EXERCISE DETAILS:
Below are entries; work out how many of their lines hold "price", giving only that number.

ENTRIES SHOWN:
######

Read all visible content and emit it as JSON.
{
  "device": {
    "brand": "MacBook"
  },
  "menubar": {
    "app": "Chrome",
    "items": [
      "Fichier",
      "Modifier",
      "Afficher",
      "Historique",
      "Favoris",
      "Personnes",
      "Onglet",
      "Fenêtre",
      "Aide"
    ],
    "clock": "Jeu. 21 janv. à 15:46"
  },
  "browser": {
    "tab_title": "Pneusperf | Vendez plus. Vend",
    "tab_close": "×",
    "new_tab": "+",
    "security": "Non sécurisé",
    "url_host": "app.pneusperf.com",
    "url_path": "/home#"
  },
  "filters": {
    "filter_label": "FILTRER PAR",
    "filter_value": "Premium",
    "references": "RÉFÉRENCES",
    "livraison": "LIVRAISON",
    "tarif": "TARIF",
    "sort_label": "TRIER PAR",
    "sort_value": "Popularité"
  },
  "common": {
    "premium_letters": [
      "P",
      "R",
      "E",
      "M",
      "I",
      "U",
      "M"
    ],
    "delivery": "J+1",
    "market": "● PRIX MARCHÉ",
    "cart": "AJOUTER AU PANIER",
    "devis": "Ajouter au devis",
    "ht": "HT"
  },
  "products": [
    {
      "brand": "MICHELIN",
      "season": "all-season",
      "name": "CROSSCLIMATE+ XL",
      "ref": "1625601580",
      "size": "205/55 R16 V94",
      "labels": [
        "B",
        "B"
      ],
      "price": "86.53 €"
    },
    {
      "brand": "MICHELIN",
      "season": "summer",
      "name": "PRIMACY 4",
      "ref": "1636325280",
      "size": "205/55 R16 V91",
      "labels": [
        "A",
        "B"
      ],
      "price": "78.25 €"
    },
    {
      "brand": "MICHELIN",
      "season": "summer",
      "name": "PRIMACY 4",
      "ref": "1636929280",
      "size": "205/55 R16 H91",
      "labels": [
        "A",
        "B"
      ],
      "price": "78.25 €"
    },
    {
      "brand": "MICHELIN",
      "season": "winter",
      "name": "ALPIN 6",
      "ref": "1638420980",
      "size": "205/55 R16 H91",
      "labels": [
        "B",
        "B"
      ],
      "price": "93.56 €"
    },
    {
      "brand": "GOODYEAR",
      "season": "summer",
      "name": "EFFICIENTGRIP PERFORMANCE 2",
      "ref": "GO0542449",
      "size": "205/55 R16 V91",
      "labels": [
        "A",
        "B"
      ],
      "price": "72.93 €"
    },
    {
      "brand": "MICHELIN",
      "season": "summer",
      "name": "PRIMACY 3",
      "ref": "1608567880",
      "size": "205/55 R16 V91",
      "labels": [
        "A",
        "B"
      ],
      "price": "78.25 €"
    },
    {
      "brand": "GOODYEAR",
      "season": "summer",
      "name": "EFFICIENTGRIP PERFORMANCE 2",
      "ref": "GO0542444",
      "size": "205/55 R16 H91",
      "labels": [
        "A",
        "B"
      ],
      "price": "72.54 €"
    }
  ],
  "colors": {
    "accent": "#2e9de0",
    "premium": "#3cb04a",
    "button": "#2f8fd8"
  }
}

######

RESULT FOR THIS TASK:
7